It seems logical, but it isn’t. It seems linear, but don’t be fooled.
The title further underscores the notion of complexity. “Apeirogon" refers to a geometrical shape with an infinite number of sides. The Greek roots of the term connect to “infinite, boundless". McCann uses the title to comment on the notion that the Israel-Palestine conflict can be reduced to a duality — you have to pick a side. But there are an infinite number of sides. The reality is so much more complex than “right" or “wrong".
Some chapters are mere fragments, a single sentence, and some span several pages. A chapter can be a photograph or an empty block. At times the author oozes poetry: flocks of birds glide effortlessly across the borders between Palestine and Israel, peacefully soaring above the conflict; a tightrope walker prances across a tightly spun wire, crossing a military checkpoint dividing the two countries. At other moments the poetry becomes a brutal means to pummel the horrific realities of the world into the reader's consciousness: Bassam has his wounded child in the car, they must get to a hospital, she lives, still, but for how long? They are stopped at a checkpoint, please, we have to pass, this child has been shot, but the Israeli soldier says no. You will not pass.
A few chapters further: the soldier who murdered his child was only 18 years old.
100 fragments further: our daughters loved to play the same game.
Nothing is ever just a single thing
The 1,001 narratives that constitute Apeirogon expose what many too often forget. There is never only a single narrative. No single point of view is privileged above another in Apeirogon. It is a book you feel first of all.

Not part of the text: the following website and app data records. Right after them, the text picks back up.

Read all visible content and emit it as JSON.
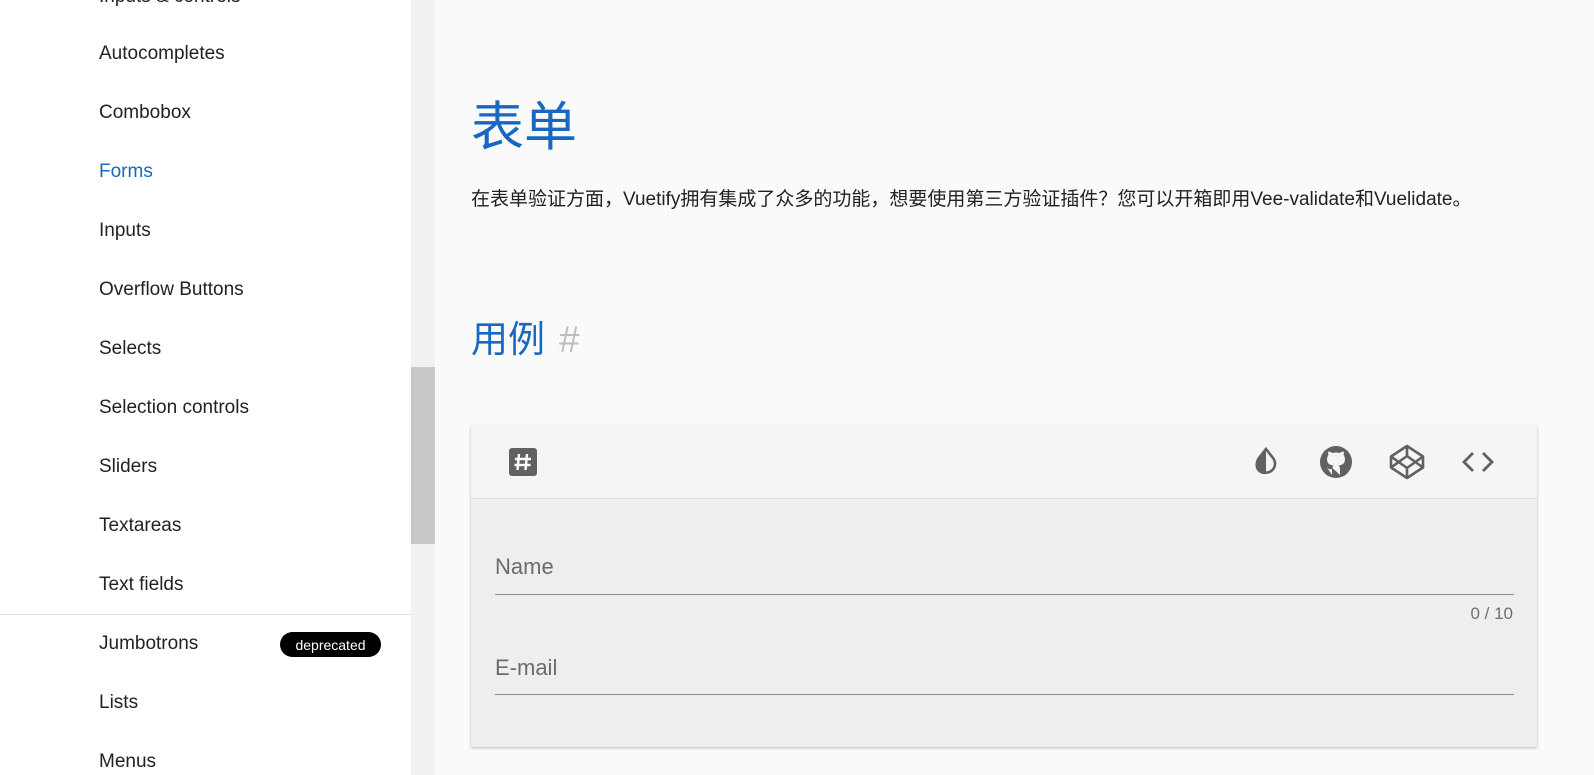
{
  "sidebar": {
    "items": [
      {
        "label": "Inputs & controls"
      },
      {
        "label": "Autocompletes"
      },
      {
        "label": "Combobox"
      },
      {
        "label": "Forms"
      },
      {
        "label": "Inputs"
      },
      {
        "label": "Overflow Buttons"
      },
      {
        "label": "Selects"
      },
      {
        "label": "Selection controls"
      },
      {
        "label": "Sliders"
      },
      {
        "label": "Textareas"
      },
      {
        "label": "Text fields"
      },
      {
        "label": "Jumbotrons",
        "badge": "deprecated"
      },
      {
        "label": "Lists"
      },
      {
        "label": "Menus"
      }
    ],
    "active": "Forms"
  },
  "main": {
    "title": "表单",
    "intro": "在表单验证方面，Vuetify拥有集成了众多的功能，想要使用第三方验证插件？您可以开箱即用Vee-validate和Vuelidate。",
    "section_title": "用例",
    "section_anchor": "#"
  },
  "example": {
    "toolbar_icons": [
      "pound-box-icon",
      "invert-colors-icon",
      "github-icon",
      "codepen-icon",
      "code-tags-icon"
    ],
    "fields": [
      {
        "label": "Name",
        "counter": "0 / 10"
      },
      {
        "label": "E-mail"
      }
    ]
  },
  "colors": {
    "accent": "#1867c0",
    "badge_bg": "#000000"
  }
}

Just when you think, “yes, now it’s clear, I know which side to choose", McCann pours another sentence into you and your heart is ripped open once again; your brain has to start from zero and nowhere.

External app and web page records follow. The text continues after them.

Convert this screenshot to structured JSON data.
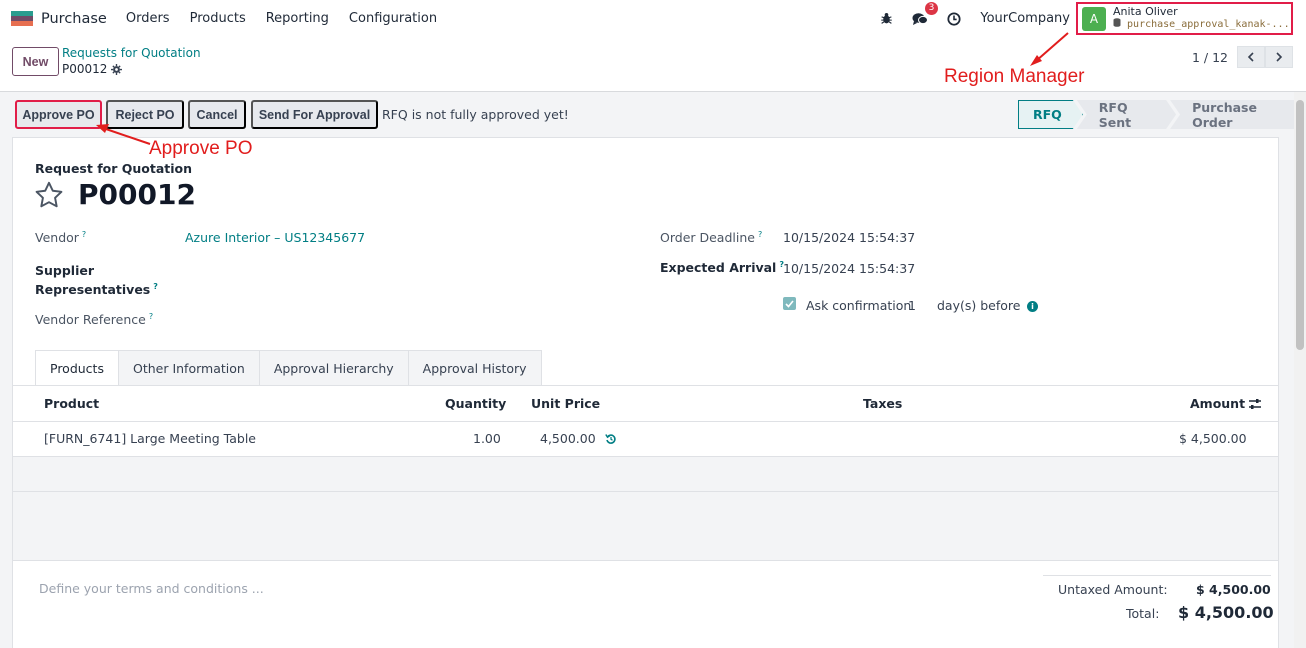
{
  "navbar": {
    "app_name": "Purchase",
    "menu": [
      "Orders",
      "Products",
      "Reporting",
      "Configuration"
    ],
    "messages_count": "3",
    "company": "YourCompany",
    "user": {
      "initial": "A",
      "name": "Anita Oliver",
      "database": "purchase_approval_kanak-..."
    }
  },
  "control_panel": {
    "new_label": "New",
    "breadcrumb": "Requests for Quotation",
    "record": "P00012",
    "pager": "1 / 12"
  },
  "statusbar": {
    "buttons": [
      "Approve PO",
      "Reject PO",
      "Cancel",
      "Send For Approval"
    ],
    "message": "RFQ is not fully approved yet!",
    "stages": [
      "RFQ",
      "RFQ Sent",
      "Purchase Order"
    ],
    "active_stage": "RFQ"
  },
  "form": {
    "type_label": "Request for Quotation",
    "title": "P00012",
    "vendor_label": "Vendor",
    "vendor_value": "Azure Interior – US12345677",
    "supplier_rep_label_1": "Supplier",
    "supplier_rep_label_2": "Representatives",
    "vendor_ref_label": "Vendor Reference",
    "order_deadline_label": "Order Deadline",
    "order_deadline_value": "10/15/2024 15:54:37",
    "expected_arrival_label": "Expected Arrival",
    "expected_arrival_value": "10/15/2024 15:54:37",
    "ask_confirmation_label": "Ask confirmation",
    "ask_confirmation_days": "1",
    "days_before": "day(s) before",
    "help_mark": "?"
  },
  "tabs": [
    "Products",
    "Other Information",
    "Approval Hierarchy",
    "Approval History"
  ],
  "table": {
    "headers": {
      "product": "Product",
      "quantity": "Quantity",
      "unit_price": "Unit Price",
      "taxes": "Taxes",
      "amount": "Amount"
    },
    "rows": [
      {
        "product": "[FURN_6741] Large Meeting Table",
        "quantity": "1.00",
        "unit_price": "4,500.00",
        "taxes": "",
        "amount": "$ 4,500.00"
      }
    ]
  },
  "footer": {
    "terms_placeholder": "Define your terms and conditions ...",
    "untaxed_label": "Untaxed Amount:",
    "untaxed_value": "$ 4,500.00",
    "total_label": "Total:",
    "total_value": "$ 4,500.00"
  },
  "annotations": {
    "region_manager": "Region Manager",
    "approve_po": "Approve PO"
  },
  "colors": {
    "accent": "#017e84",
    "brand": "#714b67",
    "highlight": "#e11d48"
  }
}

This book is malleable, fluid and constantly in motion, and as a reader you never know exactly where you are. Ultimately, though, Apeirogon imprints a distinct awareness: there is redemption and release to be found in friendship, such as that between Rami and Bassam. There is always hope.
That is why the words at the centre of the book — at the centre of the palindrome, in the middle of the apeirogon — are the most significant:
“…[we have] come from as far apart as Belfast and Kyushu, Paris and North Carolina, Santiago and Brooklyn,Copenhagen and Terezín, on an ordinary day at the end of October, foggy, tinged with cold, to listen to the stories of Bassam and Rami, and to find within their stories another story, a song of songs … remembering, while listening, all of those stories that are yet to be told."
Will it be the stories we share that ultimately heal our broken world?
Is this where hope remains?
Apeirogon by Colum McCann was published by Bloomsbury and costs R305 at Exclusive Books.
♦ VWB ♦
BE PART OF THE CONVERSATION: Go to the bottom of this page to share your opinion. We look forward to hearing from you.